is based on istihsan addition to restitution of the property. This exception in is, thus, on the groundof equity to avoid the rigorof law) and preference (juristic is, it is view This due to greatneed for the protectionof such properties. justified against protection somehowweak.In fact, all propertiesare entitledto submitted, compensationfor therefore and non-owners, interferenceand usurpationof the of the benefitsshouldbe the law in all usurpedproperties, enjoyment unauthorised thus the exceptionis unnecessary.28 and areof the opinionthat by With regardto the contractof lease, the Hanafijurists dissolve, while *le nondeath of the lessee the contractwould prematurely the the fixed period majority's view is that it would continue until HanaEl results from opinion of the death of the lessee. This difference notwithstanding jurists Hanafi The contract. of a lease of conceptionin the formation difference the their to according (manafi') that lease takes place in relationto benefits perceive with gradually object out of the leased accrual,i.e. the lessee owns beneElts gradual after lease the of out passageof time. A lessee cannotown the berlefitsaccrued the deathas it terminatesall his mundanelegal claims. his heirs of the as the benefitsare not mal, in their opinion,the legal Furthermore, does not contract lessee cannot inherit them. As a result, the lease deceased hand, other the on afterthe deathof the lessee. The non-Hanafijurists, continue whole a as be present the view that the benefits (manafi')are consideredto hold it at once at the owns lessee the and contract lease the formationof the during manafi'are by virtue of the contractlegally concluded.Furthermore, beginning therefore,be inherited in their view, consideredas property(mal).They can, too, salecontractsdoes not other like contract Thus, the lease any otherproperties. like on the deathof the lessee.29 dissolve to note that the rights,such as rights it is important On the issue of inheritance, investigationof the inthe sale contractsin respect of the options of stipulation, jurists, inheritable, non-Hanafi to defectivecommodities, etc. are, according by the deathof the devolved be they regardtheseas propertywhichshould because these are not jurists, Hanafi to ownerupon his legal heirs.

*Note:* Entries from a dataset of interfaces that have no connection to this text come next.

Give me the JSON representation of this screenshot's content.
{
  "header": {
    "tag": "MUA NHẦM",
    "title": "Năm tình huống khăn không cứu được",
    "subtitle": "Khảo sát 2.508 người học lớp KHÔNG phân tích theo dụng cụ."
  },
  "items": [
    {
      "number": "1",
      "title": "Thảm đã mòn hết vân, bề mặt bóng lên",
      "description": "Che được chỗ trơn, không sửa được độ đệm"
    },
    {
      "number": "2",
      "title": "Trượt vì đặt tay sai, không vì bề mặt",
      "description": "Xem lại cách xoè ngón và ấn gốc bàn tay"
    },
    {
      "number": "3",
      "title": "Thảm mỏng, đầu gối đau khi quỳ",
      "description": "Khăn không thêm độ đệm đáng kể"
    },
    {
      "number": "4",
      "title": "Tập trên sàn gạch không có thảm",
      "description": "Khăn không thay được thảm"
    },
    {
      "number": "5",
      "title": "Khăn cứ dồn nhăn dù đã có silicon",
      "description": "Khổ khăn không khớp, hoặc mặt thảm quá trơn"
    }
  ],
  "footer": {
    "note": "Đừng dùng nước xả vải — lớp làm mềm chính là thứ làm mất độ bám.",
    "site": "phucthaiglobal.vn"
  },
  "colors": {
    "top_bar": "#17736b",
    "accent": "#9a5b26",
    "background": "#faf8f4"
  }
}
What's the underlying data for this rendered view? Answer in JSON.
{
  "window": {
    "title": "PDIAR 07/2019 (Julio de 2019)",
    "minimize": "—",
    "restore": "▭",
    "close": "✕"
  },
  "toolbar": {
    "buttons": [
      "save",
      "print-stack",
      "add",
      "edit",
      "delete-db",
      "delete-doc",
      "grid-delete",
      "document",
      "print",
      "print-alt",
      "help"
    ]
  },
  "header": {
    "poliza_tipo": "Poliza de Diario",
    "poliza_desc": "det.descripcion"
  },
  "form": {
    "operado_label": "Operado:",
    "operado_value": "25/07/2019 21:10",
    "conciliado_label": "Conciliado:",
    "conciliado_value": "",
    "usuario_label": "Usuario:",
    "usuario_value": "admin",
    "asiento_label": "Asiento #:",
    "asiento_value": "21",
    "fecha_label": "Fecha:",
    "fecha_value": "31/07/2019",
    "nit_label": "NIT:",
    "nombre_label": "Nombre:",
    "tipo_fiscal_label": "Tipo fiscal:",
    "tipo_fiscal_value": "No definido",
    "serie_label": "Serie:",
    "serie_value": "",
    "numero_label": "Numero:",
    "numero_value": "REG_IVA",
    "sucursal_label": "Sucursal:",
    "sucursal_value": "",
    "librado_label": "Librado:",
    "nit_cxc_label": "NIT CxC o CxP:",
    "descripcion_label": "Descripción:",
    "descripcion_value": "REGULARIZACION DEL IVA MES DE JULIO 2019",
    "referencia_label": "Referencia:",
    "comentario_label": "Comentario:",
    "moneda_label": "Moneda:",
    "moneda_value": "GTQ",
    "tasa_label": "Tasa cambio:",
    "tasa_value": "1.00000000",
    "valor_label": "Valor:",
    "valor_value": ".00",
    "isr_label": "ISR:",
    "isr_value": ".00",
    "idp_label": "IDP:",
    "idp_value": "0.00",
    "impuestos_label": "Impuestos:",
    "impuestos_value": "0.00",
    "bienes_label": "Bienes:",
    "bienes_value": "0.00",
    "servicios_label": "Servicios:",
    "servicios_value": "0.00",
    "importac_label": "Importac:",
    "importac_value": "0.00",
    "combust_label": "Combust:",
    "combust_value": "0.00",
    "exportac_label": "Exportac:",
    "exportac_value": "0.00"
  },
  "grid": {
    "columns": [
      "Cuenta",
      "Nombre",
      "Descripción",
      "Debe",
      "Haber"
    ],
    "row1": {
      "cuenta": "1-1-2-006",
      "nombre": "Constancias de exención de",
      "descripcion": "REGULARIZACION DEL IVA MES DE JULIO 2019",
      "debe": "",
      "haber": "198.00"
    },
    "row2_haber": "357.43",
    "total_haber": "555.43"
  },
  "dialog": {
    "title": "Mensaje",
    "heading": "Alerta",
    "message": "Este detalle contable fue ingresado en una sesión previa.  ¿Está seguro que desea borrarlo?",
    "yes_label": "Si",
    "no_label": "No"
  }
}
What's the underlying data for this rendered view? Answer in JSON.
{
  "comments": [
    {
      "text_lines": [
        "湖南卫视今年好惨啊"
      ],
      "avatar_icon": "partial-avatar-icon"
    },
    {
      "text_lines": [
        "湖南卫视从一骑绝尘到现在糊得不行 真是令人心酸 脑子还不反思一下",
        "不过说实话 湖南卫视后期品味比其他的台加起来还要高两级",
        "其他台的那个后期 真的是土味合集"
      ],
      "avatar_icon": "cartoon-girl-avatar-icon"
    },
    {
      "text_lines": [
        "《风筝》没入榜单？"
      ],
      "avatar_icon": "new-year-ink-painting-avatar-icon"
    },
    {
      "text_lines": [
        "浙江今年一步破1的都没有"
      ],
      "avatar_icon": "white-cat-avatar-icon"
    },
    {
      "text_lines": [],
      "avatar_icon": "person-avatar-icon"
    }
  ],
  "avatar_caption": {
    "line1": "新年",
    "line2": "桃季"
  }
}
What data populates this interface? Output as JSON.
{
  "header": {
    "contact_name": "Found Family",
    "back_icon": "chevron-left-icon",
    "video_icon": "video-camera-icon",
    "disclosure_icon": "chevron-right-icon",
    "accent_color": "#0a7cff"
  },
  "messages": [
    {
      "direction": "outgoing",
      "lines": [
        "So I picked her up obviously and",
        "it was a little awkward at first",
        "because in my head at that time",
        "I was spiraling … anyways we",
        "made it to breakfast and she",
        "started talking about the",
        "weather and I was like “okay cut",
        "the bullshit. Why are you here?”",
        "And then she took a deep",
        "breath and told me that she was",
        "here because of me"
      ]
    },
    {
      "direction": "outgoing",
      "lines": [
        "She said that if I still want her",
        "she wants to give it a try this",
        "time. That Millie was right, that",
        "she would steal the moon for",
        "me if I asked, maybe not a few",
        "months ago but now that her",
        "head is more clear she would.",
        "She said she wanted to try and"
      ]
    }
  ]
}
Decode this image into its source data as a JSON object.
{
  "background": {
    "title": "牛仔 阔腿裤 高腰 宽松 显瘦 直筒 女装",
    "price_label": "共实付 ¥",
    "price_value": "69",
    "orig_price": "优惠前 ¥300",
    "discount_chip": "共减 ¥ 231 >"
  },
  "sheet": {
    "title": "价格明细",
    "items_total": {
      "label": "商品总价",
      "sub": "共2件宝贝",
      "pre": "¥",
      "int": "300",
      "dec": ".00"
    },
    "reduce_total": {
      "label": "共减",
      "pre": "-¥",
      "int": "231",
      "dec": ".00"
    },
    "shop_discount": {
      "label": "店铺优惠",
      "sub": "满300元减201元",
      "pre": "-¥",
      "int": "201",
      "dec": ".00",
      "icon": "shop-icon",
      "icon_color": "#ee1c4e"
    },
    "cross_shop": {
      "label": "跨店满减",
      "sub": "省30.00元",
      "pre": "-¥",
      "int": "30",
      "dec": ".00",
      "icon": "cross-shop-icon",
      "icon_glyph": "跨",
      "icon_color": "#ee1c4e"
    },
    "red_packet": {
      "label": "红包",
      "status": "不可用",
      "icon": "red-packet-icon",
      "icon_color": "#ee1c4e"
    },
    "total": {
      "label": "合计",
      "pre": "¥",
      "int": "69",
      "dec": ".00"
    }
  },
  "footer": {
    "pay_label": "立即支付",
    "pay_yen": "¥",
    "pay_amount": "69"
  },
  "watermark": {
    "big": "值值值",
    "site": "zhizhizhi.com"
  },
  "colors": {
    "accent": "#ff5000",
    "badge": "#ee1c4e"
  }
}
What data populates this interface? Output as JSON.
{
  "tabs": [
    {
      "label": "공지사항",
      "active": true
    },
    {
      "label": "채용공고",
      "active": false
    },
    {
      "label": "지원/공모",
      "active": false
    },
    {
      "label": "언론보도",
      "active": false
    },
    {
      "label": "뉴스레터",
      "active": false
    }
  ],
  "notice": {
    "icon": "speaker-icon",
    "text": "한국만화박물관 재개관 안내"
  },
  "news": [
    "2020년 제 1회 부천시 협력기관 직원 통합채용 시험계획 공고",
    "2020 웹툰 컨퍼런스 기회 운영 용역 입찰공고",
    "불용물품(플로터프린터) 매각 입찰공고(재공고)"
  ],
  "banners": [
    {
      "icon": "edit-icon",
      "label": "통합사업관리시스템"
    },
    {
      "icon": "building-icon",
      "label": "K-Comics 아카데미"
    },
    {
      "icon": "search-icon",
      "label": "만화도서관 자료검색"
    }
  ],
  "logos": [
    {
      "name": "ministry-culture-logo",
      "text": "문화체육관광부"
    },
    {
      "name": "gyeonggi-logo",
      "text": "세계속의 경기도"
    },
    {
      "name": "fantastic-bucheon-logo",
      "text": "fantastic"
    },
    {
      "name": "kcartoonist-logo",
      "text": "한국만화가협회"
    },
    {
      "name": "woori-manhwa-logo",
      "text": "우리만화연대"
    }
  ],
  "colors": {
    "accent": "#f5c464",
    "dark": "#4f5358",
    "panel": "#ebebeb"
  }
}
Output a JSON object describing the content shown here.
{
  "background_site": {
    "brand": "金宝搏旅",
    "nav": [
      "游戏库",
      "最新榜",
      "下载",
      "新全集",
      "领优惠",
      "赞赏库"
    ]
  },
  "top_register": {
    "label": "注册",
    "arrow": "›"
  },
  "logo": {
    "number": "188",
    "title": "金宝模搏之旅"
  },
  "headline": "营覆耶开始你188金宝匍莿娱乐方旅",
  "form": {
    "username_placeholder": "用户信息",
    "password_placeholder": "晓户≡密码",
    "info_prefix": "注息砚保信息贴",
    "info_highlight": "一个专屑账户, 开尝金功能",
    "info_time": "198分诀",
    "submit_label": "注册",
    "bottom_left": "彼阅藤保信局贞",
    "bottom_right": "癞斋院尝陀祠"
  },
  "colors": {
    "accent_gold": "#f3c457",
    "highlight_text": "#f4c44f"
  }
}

However, according as they are not property.30 inheritable

28 29 30

Wahbah, Zuhaili, op cit., p. 43. Ibid,.at pp. 43 and 278. Ibid, at p. 43.